**HOW TO COMPLETE THIS TASK**
In the entries below, find each line with the word "active" and pull it out.

**Dataset rows describing interfaces**
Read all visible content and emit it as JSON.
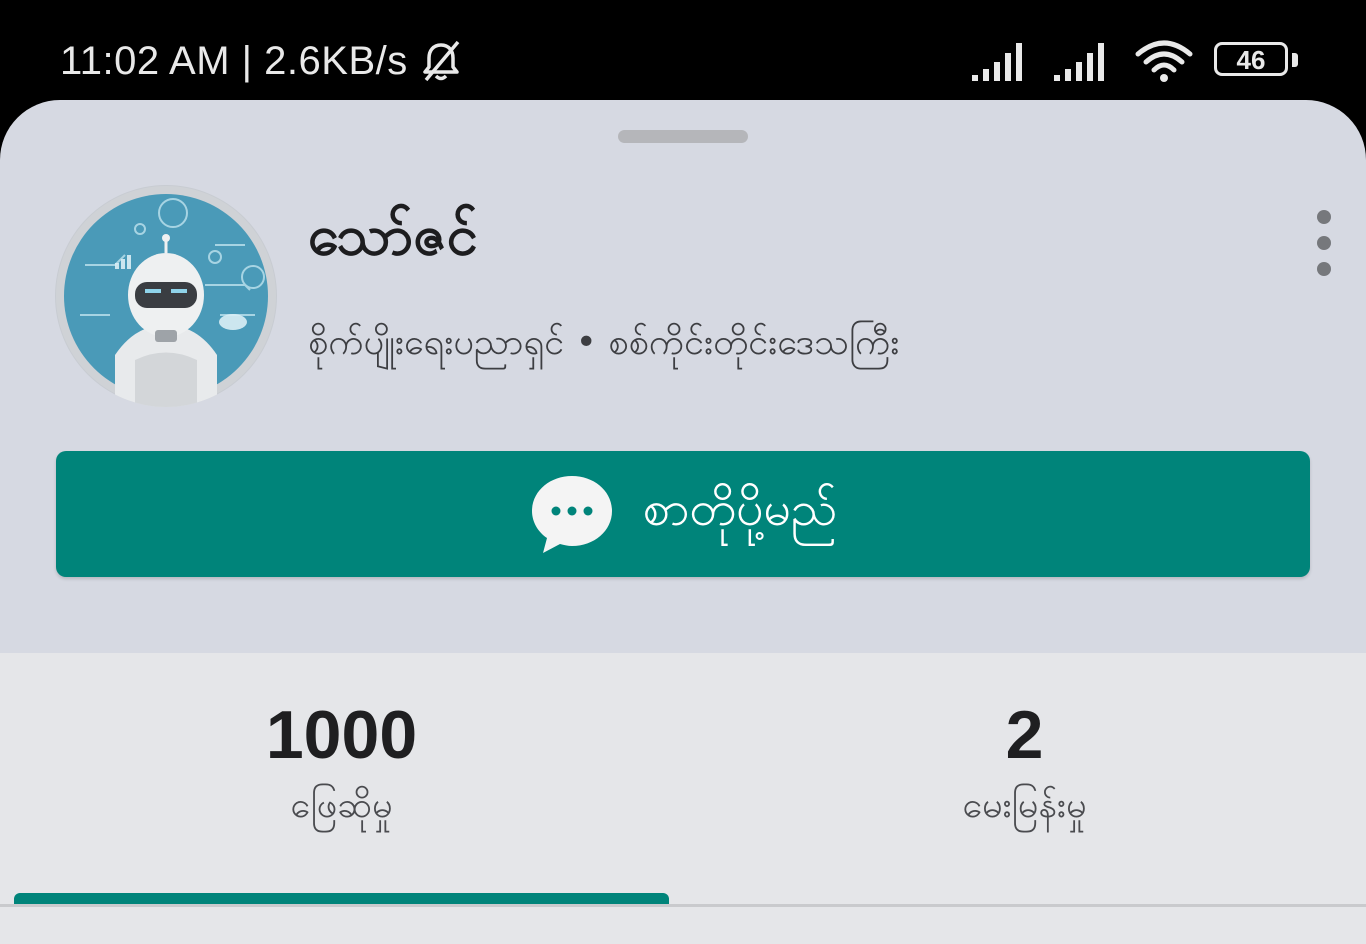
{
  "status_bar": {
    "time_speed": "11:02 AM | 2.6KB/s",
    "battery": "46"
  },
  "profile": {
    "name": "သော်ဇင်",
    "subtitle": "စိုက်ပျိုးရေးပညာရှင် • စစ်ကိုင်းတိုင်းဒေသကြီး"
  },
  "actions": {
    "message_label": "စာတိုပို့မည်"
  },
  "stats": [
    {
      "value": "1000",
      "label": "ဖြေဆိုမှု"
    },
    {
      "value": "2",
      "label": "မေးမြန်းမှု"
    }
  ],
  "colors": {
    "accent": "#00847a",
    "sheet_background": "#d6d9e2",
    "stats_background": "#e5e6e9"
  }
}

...

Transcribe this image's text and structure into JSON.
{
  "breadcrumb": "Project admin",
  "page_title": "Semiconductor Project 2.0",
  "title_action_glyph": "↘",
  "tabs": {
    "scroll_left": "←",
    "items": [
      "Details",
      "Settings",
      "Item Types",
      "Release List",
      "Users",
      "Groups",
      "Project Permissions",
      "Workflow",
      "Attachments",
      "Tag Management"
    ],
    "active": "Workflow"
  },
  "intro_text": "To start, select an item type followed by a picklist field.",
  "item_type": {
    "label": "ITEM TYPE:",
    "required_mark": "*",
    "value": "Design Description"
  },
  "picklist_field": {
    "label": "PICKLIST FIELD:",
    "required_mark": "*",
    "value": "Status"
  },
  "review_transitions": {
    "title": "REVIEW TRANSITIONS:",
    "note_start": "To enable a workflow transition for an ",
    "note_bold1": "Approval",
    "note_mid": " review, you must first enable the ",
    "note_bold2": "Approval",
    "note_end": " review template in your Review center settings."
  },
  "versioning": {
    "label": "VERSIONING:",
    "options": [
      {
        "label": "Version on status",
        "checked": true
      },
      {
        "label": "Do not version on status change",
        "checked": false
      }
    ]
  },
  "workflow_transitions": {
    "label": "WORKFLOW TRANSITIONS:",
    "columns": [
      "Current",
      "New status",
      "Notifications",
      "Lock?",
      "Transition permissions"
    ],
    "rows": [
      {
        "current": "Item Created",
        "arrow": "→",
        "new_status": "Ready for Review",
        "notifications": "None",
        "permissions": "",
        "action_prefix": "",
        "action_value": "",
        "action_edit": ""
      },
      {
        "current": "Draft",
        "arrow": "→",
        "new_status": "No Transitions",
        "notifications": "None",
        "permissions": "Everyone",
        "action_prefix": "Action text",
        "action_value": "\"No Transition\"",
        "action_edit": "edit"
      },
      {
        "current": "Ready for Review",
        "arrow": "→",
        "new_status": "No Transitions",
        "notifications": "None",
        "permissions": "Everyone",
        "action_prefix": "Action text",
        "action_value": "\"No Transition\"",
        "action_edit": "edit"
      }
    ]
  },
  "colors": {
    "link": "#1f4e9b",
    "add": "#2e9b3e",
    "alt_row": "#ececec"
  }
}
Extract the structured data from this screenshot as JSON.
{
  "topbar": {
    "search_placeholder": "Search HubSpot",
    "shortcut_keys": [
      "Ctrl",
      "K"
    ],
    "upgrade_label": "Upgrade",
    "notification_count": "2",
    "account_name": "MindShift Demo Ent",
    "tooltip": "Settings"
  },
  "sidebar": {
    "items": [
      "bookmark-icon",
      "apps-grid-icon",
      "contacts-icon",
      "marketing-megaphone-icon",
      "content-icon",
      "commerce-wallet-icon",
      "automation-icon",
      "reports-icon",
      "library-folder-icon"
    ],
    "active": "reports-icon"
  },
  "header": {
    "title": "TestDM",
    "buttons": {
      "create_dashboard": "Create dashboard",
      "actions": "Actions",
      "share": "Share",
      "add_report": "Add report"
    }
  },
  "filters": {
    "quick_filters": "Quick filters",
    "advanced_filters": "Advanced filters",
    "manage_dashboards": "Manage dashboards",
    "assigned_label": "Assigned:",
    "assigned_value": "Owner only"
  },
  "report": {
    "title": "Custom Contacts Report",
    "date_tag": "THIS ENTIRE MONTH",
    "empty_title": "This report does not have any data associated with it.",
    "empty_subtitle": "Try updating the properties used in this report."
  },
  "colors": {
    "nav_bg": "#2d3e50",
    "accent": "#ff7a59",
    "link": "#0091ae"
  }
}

**RESULT FOR THIS EXERCISE**
    "active": "Workflow"
    "active": "reports-icon"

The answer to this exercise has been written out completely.